There were very few on campus but attention has been given to establishing more of them. An insignificant specimen is on the path leading into Frost Amphitheater at its southeast corner. In the 1990s one was planted in the inner northwest island of the Inner Quad – now possibly the most photographed single tree on campus, happily peaking in bloom in the week or two before Commencement – and there was a mass planting in the four semi-protected courts adjacent to Bowdoin Street (enclosed by the Rains Houses), where about 60 have survived. Several also were planted opposite Pearce Mitchell Houses on Salvatierra Street. There is one in the northeast corner of Sequoia Hall courtyard on Via Pueblo. Eighteen jacarandas march down the grand terraced steps into the courtyard of the Jen-Hsun Huang Engineering Center, which was dedicated in 2010.
A full-grown specimen may be detected in summer on Cabrillo Avenue near Dolores Street. Other examples in the residential area are at 909 and 973 Cottrell Way. In Palo Alto a beautiful specimen probably planted in the 1930s is nestled in the courtyard of the Roth Building at 300 Homer Avenue.
The round, flat, seed cases, more than 2 inches across when ripe, with a bump in the middle for the seed, are in good supply at Rains Houses. They can be extremely difficult to open by hand. You should try. I am not talking about unripe, aborted, or spent pods – only hard ripe pods that have not yet opened of their own accord. While the fruit is not as heavily into protective armor as its compatriot the Brazil nut, the ancestors of the jacaranda clearly had something serious in mind as they evolved.
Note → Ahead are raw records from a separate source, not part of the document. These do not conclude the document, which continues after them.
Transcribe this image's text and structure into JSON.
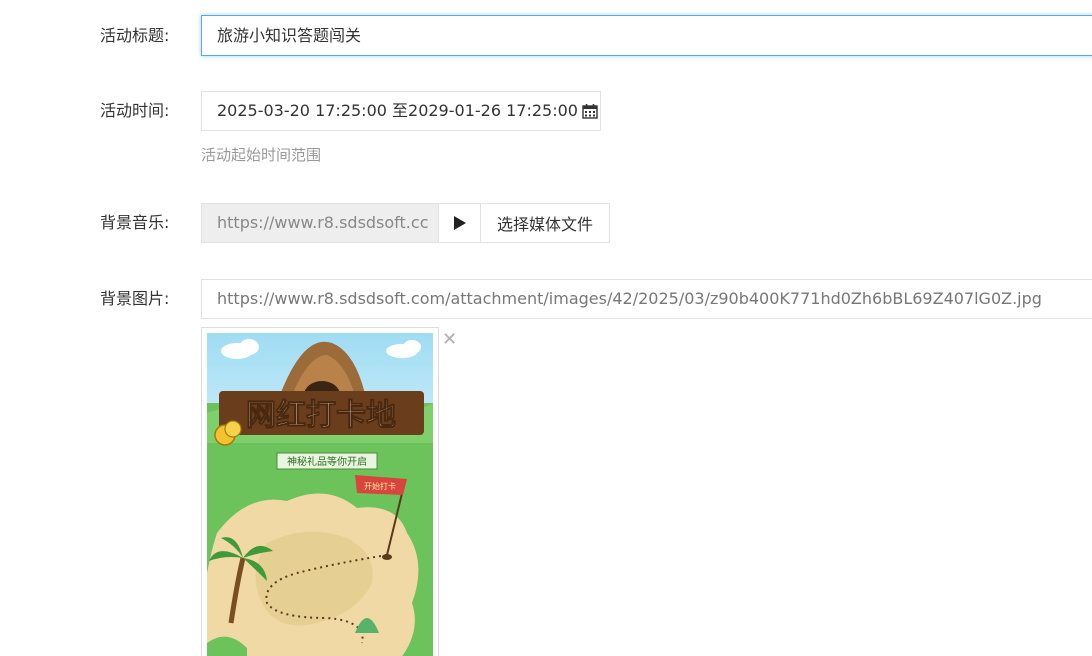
{
  "form": {
    "title": {
      "label": "活动标题:",
      "value": "旅游小知识答题闯关"
    },
    "time": {
      "label": "活动时间:",
      "value": "2025-03-20 17:25:00 至2029-01-26 17:25:00",
      "help": "活动起始时间范围",
      "icon": "calendar-icon"
    },
    "music": {
      "label": "背景音乐:",
      "value": "https://www.r8.sdsdsoft.cc",
      "play_icon": "play-icon",
      "choose_label": "选择媒体文件"
    },
    "image": {
      "label": "背景图片:",
      "value": "https://www.r8.sdsdsoft.com/attachment/images/42/2025/03/z90b400K771hd0Zh6bBL69Z407lG0Z.jpg",
      "preview": {
        "title": "网红打卡地",
        "subtitle": "神秘礼品等你开启",
        "flag_text": "开始打卡"
      },
      "remove_icon": "close-icon"
    }
  },
  "colors": {
    "focus_border": "#5aa9e6",
    "muted_bg": "#eeeeee",
    "help_text": "#999999"
  }
}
If you feel you will be successful in opening a closed capsule, first examine the outside bumps and form an idea of what you will see.
Trees sold in the nursery trade as J. mimosifolia can be the similar J. acutifolia – native to dry valleys of central and northern Chile – or hybrids, according to the authors of Trees of Santa Barbara (2005).
Use the dictionary pronunciation for jacaranda – do not reveal ignorance by using a Spanish pronunciation for a Brazilian native word; better to cause confusion by using the Portuguese zha-ka-rã-DAH.
Related material: Stanford Grounds Plant Information Sheet, List No. 7, Page 13.
Name derivation: Jacaranda – from the Portuguese name for the genus; mimosifolia – leaves like a mimosa (Albizia julibrissin).
About this Entry: The main text of this entry is from the book Trees of Stanford and Environs, by Ronald Bracewell, published 2005. John Rawlings subsequently added the note on J. acutifolia. Native range corrected from Brazil to NW Argentina & Bolivia; Huang locations added (Jun 2017, SP).